Metalink is an XML format for describing downloads. Publishers pack information about a download into a Metalink XML file, such as mirrors and checksums, to overcome many common download problems like a server going down or file corruption. Other useful information can be included as well.

Metalink/HTTP, or mirrors & hashes in HTTP Headers, is another way currently being developed to improve the download situation. It relies on Web Linking (recently approved for RFC publication as a proposed standard) for mirrors and Instance Digests (RFC 3230) for cryptographic hashes.

The nice thing is that it relies on existing standards (using a newly proposed “duplicate” relation type) with the addition of FTP HASH – a way to request the hash of a file over FTP.

Metalink/HTTP can use Metalink/XML too, for certain features like partial file hashes that would be too verbose over HTTP headers. At this stage, Metalink/HTTP only has a few implementations, but existing Metalink/XML clients can be converted to support it quickly.

Metalink/HTTP clients begin a download with a standard HTTP GET request to the Metalink server. Alternatively, they can use a HEAD request to the Metalink server to discover mirrors via Link headers. After that, the client follows with a GET request to the desired mirrors.

> GET /distribution/example.ext HTTP/1.1
> Host:

The Metalink server responds with the data and these headers:

< HTTP/1.1 200 OK
< Accept-Ranges: bytes
< Content-Length: 14867603
< Content-Type: application/x-cd-image
< Etag: "thvDyvhfIqlvFe+A9MYgxAfm1q5="
< Link: <>; rel="duplicate" pref=1
< Link: <>; rel="duplicate"
< Link: <>; rel="describedby"; type="application/x-bittorrent"
< Link: <>; rel="describedby"; type="application/metalink4+xml"
< Link: <>; rel="describedby"; type="application/pgp-signature"

From the Metalink server response the client learns some or all of the following metadata about the requested object, in addition to also starting to receive the object:

  • File size.
  • ETag.
  • Mirror profile link, which may describe the mirror’s priority, whether it shares the ETag policy of the originating Metalink server, geographical location, and mirror depth.
  • Peer-to-peer information.
  • Metalink/XML, which can include partial file checksums to repair a file.
  • Digital signature.
  • Instance Digest, which is the whole file checksum.

A client request to a mirror server, using the Range header:

> GET /example.ext HTTP/1.1
> Host:
> Range: bytes=7433802-
> If-Match: "thvDyvhfIqlvFe+A9MYgxAfm1q5="
> Referer:

The mirror servers respond with a 206 Partial Content HTTP status code and appropriate “Content-Length” and “Content Range” header fields.  The mirror server response, with data, to the above request:

< HTTP/1.1 206 Partial Content
< Accept-Ranges: bytes
< Content-Length: 7433801
< Content-Range: bytes 7433802-14867602/14867603
< Etag: "thvDyvhfIqlvFe+A9MYgxAfm1q5="

Partial file checksums are especially useful for large files.

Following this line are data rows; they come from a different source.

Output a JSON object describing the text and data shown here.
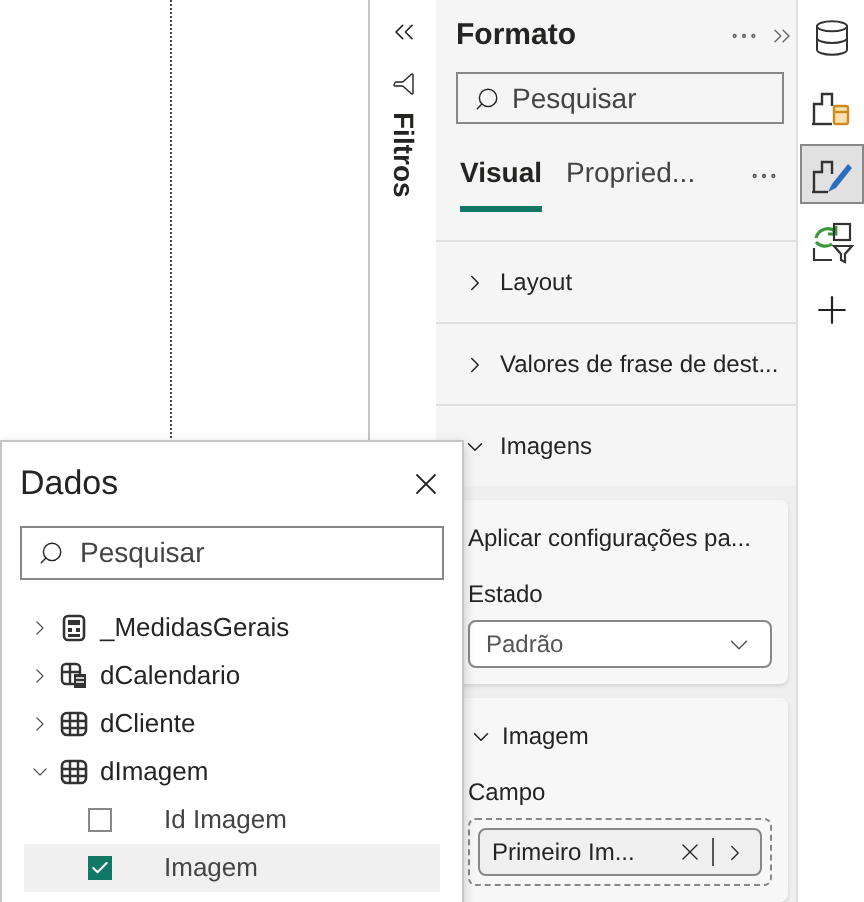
{
  "filters_pane": {
    "label": "Filtros"
  },
  "format_pane": {
    "title": "Formato",
    "search": {
      "placeholder": "Pesquisar"
    },
    "tabs": [
      {
        "label": "Visual",
        "selected": true
      },
      {
        "label": "Propried...",
        "selected": false
      }
    ],
    "sections": [
      {
        "label": "Layout",
        "expanded": false
      },
      {
        "label": "Valores de frase de dest...",
        "expanded": false
      },
      {
        "label": "Imagens",
        "expanded": true
      }
    ],
    "cards": [
      {
        "kind": "dropdown",
        "title": "Aplicar configurações pa...",
        "field_label": "Estado",
        "value": "Padrão"
      },
      {
        "kind": "field-well",
        "title": "Imagem",
        "expanded": true,
        "field_label": "Campo",
        "value": "Primeiro Im..."
      }
    ]
  },
  "rail": [
    {
      "kind": "data",
      "selected": false
    },
    {
      "kind": "build",
      "selected": false
    },
    {
      "kind": "format",
      "selected": true
    },
    {
      "kind": "analytics",
      "selected": false
    },
    {
      "kind": "add",
      "selected": false
    }
  ],
  "data_pane": {
    "title": "Dados",
    "search": {
      "placeholder": "Pesquisar"
    },
    "tree": [
      {
        "label": "_MedidasGerais",
        "kind": "measures",
        "expanded": false
      },
      {
        "label": "dCalendario",
        "kind": "calendar",
        "expanded": false
      },
      {
        "label": "dCliente",
        "kind": "table",
        "expanded": false
      },
      {
        "label": "dImagem",
        "kind": "table",
        "expanded": true,
        "children": [
          {
            "label": "Id Imagem",
            "checked": false,
            "selected": false
          },
          {
            "label": "Imagem",
            "checked": true,
            "selected": true
          }
        ]
      }
    ]
  }
}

HTTP mirrors can be coordinated, meaning they share the same ETag policy which allows for early detection of file mismatches.

One of the nice things about Metalink/HTTP is that there is no dependency on XML, unless you want partial file hashes. Drawbacks include requiring changes to server software, where the XML version can even be created by users and requires no server side changes.

Metalink/HTTP is also bound to HTTP, where FTP or P2P clients won’t be using it unless they also support HTTP, unlike Metalink/XML.

We’ve been working on Metalink/HTTP for about 7 months and it’s still experimental, so if you have any ideas or comments then help us make it better.